* TO DO
Which lines below contain "true"? Pull them out.

[Interface dataset entries]
========

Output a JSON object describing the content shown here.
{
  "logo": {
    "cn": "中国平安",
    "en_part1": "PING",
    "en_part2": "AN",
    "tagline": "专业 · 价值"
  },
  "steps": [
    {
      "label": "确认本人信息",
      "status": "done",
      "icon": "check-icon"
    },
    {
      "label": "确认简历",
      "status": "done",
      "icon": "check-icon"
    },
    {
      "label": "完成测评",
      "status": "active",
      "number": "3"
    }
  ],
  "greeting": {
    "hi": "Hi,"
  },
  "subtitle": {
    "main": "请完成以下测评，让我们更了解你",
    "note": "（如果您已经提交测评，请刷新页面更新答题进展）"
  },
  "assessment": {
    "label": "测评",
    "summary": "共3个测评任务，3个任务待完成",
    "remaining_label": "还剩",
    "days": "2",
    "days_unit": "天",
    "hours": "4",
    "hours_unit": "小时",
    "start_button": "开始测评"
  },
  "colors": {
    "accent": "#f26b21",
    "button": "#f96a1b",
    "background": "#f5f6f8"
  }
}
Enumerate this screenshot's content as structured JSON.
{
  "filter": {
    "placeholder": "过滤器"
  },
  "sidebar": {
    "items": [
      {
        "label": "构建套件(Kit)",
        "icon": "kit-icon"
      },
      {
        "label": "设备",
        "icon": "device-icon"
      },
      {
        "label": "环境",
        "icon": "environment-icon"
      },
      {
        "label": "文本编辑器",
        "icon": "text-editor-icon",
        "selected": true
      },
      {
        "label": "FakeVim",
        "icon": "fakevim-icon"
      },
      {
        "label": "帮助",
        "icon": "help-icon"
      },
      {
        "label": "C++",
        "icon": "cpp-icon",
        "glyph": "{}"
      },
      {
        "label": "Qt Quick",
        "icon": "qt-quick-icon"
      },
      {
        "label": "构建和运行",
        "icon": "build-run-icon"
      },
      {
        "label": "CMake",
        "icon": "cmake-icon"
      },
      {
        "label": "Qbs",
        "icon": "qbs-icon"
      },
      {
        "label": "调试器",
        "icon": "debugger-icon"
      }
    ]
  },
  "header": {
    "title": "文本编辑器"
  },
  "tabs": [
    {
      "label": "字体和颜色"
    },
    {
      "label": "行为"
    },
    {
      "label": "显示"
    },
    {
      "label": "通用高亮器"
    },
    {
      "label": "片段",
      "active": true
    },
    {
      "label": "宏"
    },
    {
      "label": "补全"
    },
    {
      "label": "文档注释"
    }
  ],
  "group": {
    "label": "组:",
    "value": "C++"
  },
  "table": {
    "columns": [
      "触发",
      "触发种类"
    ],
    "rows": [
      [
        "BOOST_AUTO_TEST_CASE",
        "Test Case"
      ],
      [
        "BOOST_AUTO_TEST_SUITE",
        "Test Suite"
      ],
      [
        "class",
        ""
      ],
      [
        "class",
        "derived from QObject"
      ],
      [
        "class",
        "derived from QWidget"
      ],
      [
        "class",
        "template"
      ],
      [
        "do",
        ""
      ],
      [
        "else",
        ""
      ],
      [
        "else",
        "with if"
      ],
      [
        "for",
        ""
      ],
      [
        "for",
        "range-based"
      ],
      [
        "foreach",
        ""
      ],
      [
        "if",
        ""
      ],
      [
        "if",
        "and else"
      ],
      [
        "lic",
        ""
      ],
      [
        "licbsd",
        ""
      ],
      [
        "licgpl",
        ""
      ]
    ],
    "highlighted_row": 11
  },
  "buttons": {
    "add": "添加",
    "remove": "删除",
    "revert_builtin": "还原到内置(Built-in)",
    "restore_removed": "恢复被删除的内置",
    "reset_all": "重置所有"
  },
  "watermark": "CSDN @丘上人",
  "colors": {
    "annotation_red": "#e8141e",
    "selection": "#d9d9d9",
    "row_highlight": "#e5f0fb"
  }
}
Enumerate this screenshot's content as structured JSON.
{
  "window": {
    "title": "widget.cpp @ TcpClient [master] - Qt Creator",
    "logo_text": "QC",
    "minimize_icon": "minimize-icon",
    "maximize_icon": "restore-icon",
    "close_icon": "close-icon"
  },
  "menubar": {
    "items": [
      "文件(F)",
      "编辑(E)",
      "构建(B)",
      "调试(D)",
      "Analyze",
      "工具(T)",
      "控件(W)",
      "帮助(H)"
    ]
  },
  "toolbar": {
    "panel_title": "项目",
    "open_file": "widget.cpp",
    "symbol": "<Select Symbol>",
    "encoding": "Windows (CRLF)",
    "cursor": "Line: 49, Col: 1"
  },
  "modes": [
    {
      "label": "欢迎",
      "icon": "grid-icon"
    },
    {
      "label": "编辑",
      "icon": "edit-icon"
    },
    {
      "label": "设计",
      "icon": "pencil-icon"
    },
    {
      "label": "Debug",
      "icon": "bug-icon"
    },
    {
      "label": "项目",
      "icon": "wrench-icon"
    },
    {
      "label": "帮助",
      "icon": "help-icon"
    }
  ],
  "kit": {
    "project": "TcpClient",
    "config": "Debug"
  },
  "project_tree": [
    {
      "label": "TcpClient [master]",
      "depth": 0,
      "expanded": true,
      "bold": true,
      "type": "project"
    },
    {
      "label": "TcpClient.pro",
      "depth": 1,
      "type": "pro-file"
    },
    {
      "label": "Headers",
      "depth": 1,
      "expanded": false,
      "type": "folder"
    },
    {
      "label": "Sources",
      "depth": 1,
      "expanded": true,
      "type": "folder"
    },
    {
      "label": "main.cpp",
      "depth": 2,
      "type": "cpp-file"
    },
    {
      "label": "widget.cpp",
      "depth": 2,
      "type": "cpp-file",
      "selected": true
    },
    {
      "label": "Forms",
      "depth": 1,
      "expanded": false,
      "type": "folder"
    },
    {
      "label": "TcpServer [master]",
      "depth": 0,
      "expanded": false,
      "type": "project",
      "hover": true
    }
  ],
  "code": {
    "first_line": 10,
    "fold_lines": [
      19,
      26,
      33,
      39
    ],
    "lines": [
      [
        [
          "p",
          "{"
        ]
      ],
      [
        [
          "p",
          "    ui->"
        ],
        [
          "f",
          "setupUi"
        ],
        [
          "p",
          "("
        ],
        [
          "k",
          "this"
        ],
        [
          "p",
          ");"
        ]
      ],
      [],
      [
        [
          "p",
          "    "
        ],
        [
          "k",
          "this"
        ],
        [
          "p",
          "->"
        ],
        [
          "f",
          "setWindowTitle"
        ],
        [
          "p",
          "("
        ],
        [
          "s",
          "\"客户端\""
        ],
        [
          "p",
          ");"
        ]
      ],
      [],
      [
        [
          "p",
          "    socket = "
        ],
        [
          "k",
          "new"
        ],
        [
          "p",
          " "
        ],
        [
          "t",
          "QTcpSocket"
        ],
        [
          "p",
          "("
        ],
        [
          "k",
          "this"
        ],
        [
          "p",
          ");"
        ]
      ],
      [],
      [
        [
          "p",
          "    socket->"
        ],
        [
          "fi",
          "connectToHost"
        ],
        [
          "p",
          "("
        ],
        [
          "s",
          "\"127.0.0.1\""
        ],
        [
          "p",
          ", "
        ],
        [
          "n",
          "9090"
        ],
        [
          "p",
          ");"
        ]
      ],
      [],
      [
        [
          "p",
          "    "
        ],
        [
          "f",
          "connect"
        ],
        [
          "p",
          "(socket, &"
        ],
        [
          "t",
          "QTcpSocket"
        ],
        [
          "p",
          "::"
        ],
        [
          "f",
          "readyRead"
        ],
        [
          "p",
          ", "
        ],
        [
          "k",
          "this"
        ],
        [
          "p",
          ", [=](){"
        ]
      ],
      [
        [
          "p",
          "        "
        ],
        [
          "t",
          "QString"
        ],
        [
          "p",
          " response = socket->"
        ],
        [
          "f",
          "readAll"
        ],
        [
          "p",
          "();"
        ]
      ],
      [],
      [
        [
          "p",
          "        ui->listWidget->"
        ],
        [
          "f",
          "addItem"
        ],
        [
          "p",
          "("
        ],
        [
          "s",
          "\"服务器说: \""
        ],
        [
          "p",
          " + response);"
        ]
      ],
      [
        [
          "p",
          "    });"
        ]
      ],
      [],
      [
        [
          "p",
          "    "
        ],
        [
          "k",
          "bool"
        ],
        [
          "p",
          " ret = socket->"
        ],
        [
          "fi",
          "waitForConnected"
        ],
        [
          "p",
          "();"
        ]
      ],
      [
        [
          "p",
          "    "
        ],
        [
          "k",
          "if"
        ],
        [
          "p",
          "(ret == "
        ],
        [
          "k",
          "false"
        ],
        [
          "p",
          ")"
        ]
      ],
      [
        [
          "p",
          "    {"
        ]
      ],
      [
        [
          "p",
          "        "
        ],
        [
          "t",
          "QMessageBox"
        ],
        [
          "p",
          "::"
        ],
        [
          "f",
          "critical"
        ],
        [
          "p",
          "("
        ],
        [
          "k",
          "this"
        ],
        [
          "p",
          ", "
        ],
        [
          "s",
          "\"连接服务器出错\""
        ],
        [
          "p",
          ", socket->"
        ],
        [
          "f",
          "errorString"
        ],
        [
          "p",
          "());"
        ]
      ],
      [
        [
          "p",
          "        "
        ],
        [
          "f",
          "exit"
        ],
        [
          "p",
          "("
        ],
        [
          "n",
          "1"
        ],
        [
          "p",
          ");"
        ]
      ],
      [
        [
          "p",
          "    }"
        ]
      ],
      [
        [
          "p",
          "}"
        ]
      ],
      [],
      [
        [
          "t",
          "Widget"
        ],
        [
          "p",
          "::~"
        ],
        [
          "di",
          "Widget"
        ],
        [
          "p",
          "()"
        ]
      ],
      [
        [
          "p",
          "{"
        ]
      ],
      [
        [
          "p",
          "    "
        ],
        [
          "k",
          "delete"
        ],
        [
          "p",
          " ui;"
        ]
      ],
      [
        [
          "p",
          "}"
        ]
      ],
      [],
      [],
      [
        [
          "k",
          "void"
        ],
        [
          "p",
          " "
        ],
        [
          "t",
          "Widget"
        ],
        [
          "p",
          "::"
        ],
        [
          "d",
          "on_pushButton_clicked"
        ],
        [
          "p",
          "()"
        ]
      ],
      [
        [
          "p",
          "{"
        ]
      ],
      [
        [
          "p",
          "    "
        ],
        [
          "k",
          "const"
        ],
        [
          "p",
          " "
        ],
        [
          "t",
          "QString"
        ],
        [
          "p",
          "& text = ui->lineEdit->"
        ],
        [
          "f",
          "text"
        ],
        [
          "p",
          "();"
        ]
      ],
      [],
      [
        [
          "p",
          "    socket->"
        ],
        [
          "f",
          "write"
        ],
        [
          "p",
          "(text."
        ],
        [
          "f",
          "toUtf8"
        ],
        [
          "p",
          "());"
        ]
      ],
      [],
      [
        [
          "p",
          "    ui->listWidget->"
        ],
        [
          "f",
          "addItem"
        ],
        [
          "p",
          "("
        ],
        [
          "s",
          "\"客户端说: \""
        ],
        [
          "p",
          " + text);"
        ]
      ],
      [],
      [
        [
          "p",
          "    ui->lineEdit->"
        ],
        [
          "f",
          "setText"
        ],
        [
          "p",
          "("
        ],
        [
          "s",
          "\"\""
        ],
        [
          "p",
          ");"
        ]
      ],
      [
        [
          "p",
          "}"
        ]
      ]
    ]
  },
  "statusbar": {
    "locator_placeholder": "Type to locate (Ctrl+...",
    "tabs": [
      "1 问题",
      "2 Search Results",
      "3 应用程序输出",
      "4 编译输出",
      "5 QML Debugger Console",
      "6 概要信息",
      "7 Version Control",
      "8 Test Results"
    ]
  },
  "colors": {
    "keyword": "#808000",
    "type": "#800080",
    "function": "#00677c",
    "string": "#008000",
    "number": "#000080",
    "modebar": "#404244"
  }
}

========

* ANSWER TO THE EXERCISE
        "selected": true
      "active": true
      "expanded": true,
      "bold": true,
      "expanded": true,
      "selected": true
      "hover": true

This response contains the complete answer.